What this evoked for me was a song called “The Dead Flag Blues,” by the Canadian post-rock band Godspeed You! Black Emperor, off of their 1997 album F♯ A♯ ∞ (Pronounced as F-sharp A-sharp Infinity). The lyrics of the song are as follows, (you can find the song here):
The car is on fire, and there’s no driver at the wheel
And the sewers are all muddied with a thousand lonely suicides
And a dark wind blows
The government is corrupt
And we’re on so many drugs
With the radio on and the curtains drawn
We’re trapped in the belly of this horrible machine
And the machine is bleeding to death
The sun has fallen down
And the billboards are all leering
And the flags are all dead at the top of their poles
It went like this:
The buildings tumbled in on themselves
Mothers clutching babies
Picked through the rubble
And pulled out their hair
The skyline was beautiful on fire
All twisted metal stretching upwards
Everything washed in a thin orange haze
I said, “Kiss me, you’re beautiful –
These are truly the last days”
You grabbed my hand
And we fell into it
Like a daydream
Or a fever
We woke up one morning and fell a little further down
For sure it’s the valley of death
I open up my wallet
And it’s full of blood
The mood of this song is undoubtedly similar to L.E.L’s poem.
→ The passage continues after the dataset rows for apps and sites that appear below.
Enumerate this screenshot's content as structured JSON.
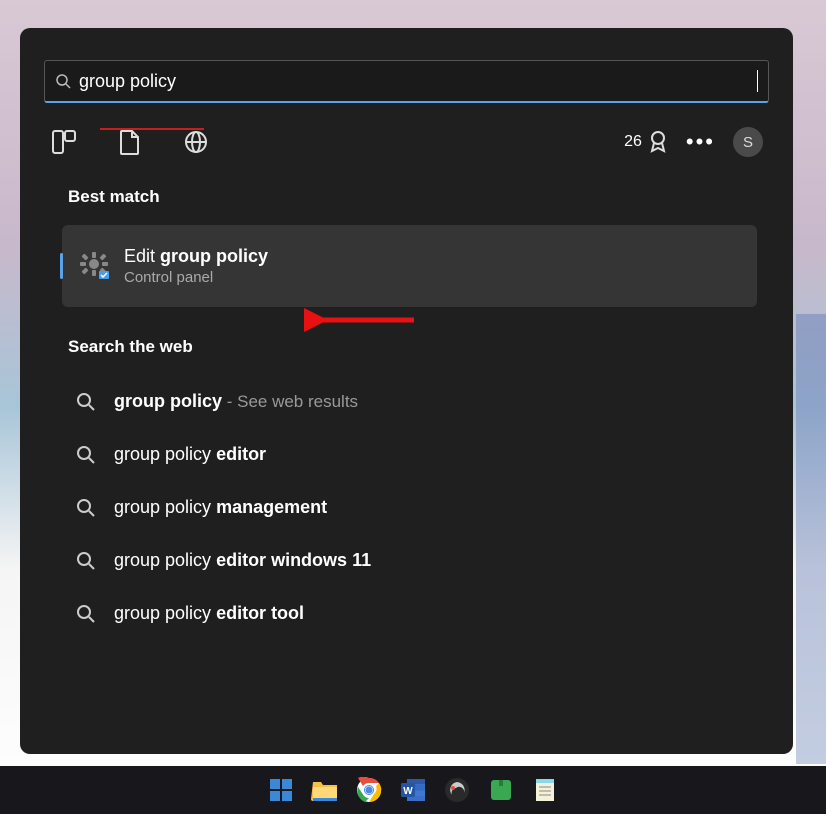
{
  "search": {
    "query": "group policy"
  },
  "rewards": {
    "count": "26"
  },
  "avatar": {
    "initial": "S"
  },
  "sections": {
    "best_match": "Best match",
    "search_web": "Search the web"
  },
  "best_match_result": {
    "title_prefix": "Edit ",
    "title_bold": "group policy",
    "subtitle": "Control panel"
  },
  "web_results": [
    {
      "prefix": "",
      "bold_first": "group policy",
      "middle": "",
      "bold_second": "",
      "suffix": " - See web results"
    },
    {
      "prefix": "group policy ",
      "bold_first": "",
      "middle": "",
      "bold_second": "editor",
      "suffix": ""
    },
    {
      "prefix": "group policy ",
      "bold_first": "",
      "middle": "",
      "bold_second": "management",
      "suffix": ""
    },
    {
      "prefix": "group policy ",
      "bold_first": "",
      "middle": "",
      "bold_second": "editor windows 11",
      "suffix": ""
    },
    {
      "prefix": "group policy ",
      "bold_first": "",
      "middle": "",
      "bold_second": "editor tool",
      "suffix": ""
    }
  ],
  "taskbar": {
    "items": [
      "start",
      "file-explorer",
      "chrome",
      "word",
      "obs",
      "app-green",
      "notepad"
    ]
  }
}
While it doesn’t focus as much on a specific negative aspect of society (i.e factories) or the group that aspect affects (i.e children), the apocalyptic mood is still there. Buildings topple in on themselves; skylines are beautiful with fire. The machine we are allegedly trapped in is bleeding to death. There is no singing; all of the lyrics are spoken. The music itself is dark, ambient, and melancholic, with little cohesive structure. Wailing strings in minor keys and reverberating acoustic guitars dominate the soundscape.
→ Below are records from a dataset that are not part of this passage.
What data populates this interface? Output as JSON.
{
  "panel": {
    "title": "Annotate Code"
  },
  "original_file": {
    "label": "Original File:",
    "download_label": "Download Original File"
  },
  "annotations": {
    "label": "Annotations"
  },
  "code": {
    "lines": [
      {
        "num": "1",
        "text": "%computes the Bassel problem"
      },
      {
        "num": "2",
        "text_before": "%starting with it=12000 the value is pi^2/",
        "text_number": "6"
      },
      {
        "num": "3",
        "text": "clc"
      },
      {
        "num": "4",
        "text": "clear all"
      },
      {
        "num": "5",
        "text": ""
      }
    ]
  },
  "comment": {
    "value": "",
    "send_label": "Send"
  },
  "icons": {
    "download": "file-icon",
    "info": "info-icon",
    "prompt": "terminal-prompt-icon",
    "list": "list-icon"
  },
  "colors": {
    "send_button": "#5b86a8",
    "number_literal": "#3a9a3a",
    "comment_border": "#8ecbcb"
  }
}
The genre of this song, post-rock, is known for its attempt to break away from the standard norms of conventional rock music. It was an escape from traditional forms. The name itself suggests this. Post-rock. After rock. There is a break from the standard 4/4 time signature, composing a song structured in intro-verse-chorus-verse-outro fashion. All of these norms are deviated from, creating a sound bizarre and otherworldly. The genre of L.E.L’s poem, the ballad, was one that was in its own way a deviation from the norms of poetry at the time. “The Factory,” rather than being an escape from traditional forms, is a return to a traditional form.
Both of these works, then, reflect an anger, cynicism, and melancholy towards the norms of their time period, and this reflection is itself reflected through a break in normative compositional structures (be they musical or poetic). Both works also criticize their societies for their passiveness: GY!BE’s lyrics state that “The government is corrupt/And we’re on so many drugs/With the radio on and the curtains drawn.” L.E.L.’s poem says that “We read of Moloch’s sacrifice,/We sicken at the name,/And seem to hear the infant cries –/And yet we do the same.” Both also reflect the focuses of their society: the factory is one of the primary symbols of the Victorian era, and a country’s flag is one of the primary symbols of the more nationalistic tendencies evolved in world society over the past two decades.
Just as the anxieties and existential fears of Letitia Elizabeth Landon’s time manifest themselves in her poem “The Factory,” describing a slow shift towards ostensible apocalypse, so too does Godspeed You! Black Emperor’s “The Dead Flag Blues” portray that very same anxiety felt by the lyricist towards our society, both in the lyrics of the song as well as the compositional form of the song.